You can spruce up your home to perfection before you put it on the market, but problems on your neighbor’s property could still make selling your house difficult. Here are six ways your neighbor can sabotage your home sale, as well as some suggestions for resolving such situations.
Be a good neighbor yourself
Keep in mind that resolving any type of issue with your neighbors starts long before one arises. Take the time to get to know your neighbors from the start. This will build good relationships that you’ll enjoy in good times, and that will pay dividends when problems arise.
Also, remember that a neighbor’s property may be in bad shape because of a health or financial problem. Maybe you and other neighbors can pitch in and help.
Is there an HOA?
You may feel that homeowners associations (HOA) are overbearing, but your HOA can be your ally when a neighbor’s property is hurting your chances of resale. The HOA may be able to remedy many such problems by enforcing its rules. If the HOA hasn’t stepped up, first talk to your neighbor about the problem in a non-confrontational way. Then, if necessary, speak to the HOA about enforcing its standards.
Six ways your neighbor’s home can hurt your property sale
- Unkempt landscape. Overgrown grass, weedy flower beds and wild shrubbery can combine to make a property look like it belongs to Herman Munster. If the house next to yours needs some major landscaping, explain to your neighbor that you are listing your home for sale and tactfully ask if he can tame the mess.

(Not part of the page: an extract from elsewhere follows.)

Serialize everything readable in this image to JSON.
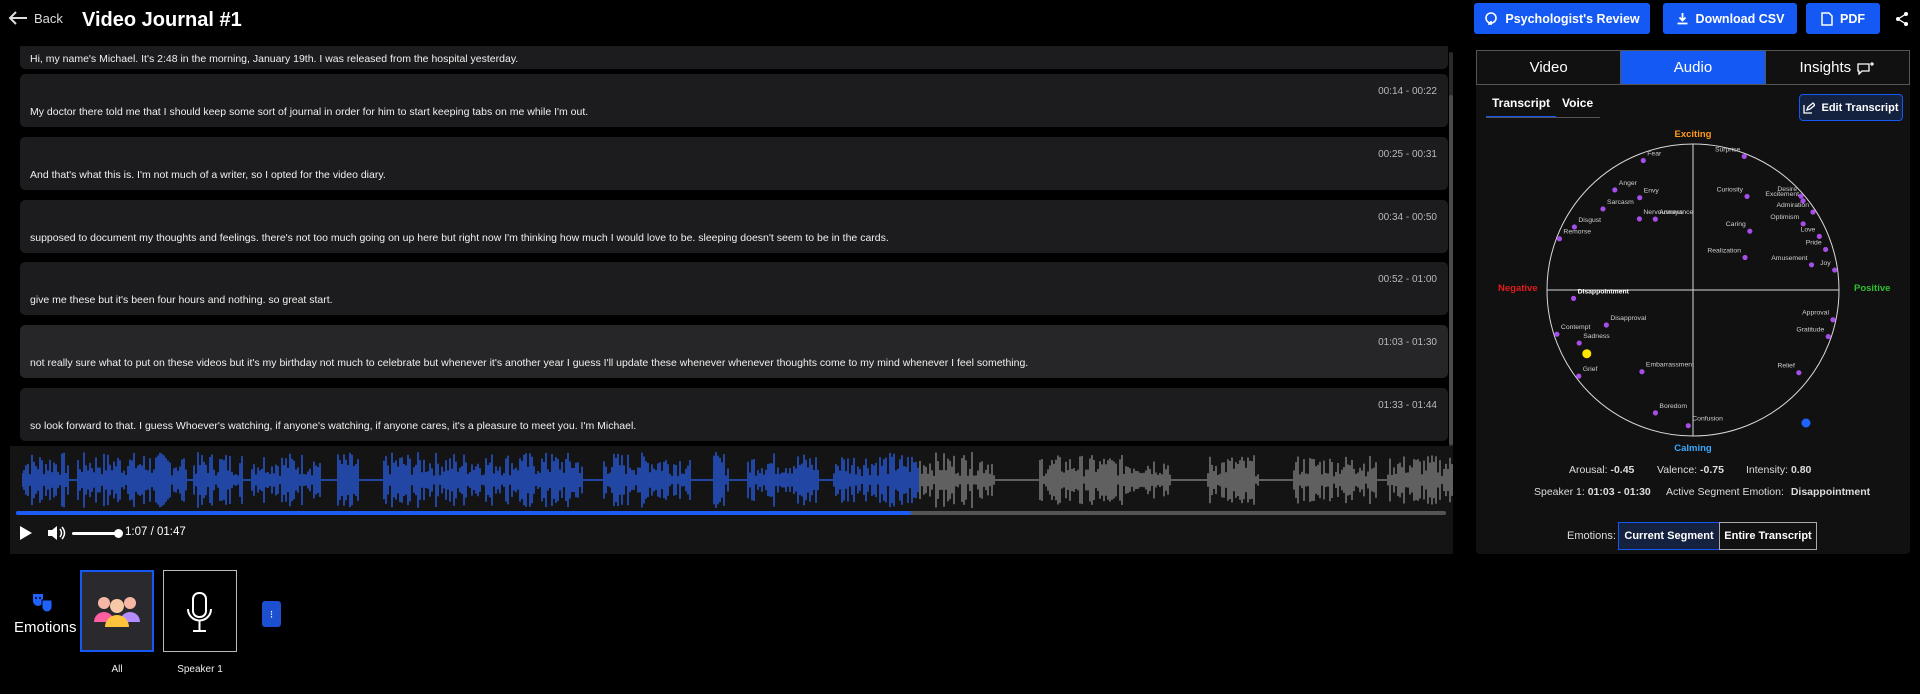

If he is unable to for health or financial reasons, offer to spend a Saturday doing the work for him. He may greatly appreciate the help.
- Peeling paint. Nothing ruins curb appeal like a house badly in need of fresh paint. Determine why the neighbor has let the condition decline. If he can’t repaint, perhaps you and some other neighbors can help with touch-ups or even hire a professional painter.
- Scary or noisy dog. A neighbor’s dog may seem threatening when people walk past his yard, but there’s not a lot you can do if the dog’s owner is complying with local leash and restraint laws. A boisterous dog may be violating local noise ordinances, so check with your local government to learn what the rules are. If your neighbor isn’t complying with them, talk to him and loop in other neighbors to persuade him to change his ways.
- Foreclosures and zombie houses. A neighborhood home that has been foreclosed upon and is now bank-owned may sit vacant for months without selling. If the yard is getting overgrown or the house is in visible disrepair, contact the bank that owns it and demand that the property be mowed and kept up. Get your community and the HOA to join you in the effort.
- Noisy neighbors. Loud music, loud cars, loud kids … if noise is a problem, ask other neighbors to join you in contacting the neighbor who’s the source of it. As a last resort, you can alert your local government about a possible violation of the noise ordinance.
- Sex offenders and other criminals. State sex offender registries disclose whether you have an offender living nearby. You will be powerless to do anything if potential buyers take the time to check this issue, but most won’t. States have laws regarding how close a sex offender can live to a school or daycare, so if the neighbor in question violates such a law, seek help from local law enforcement.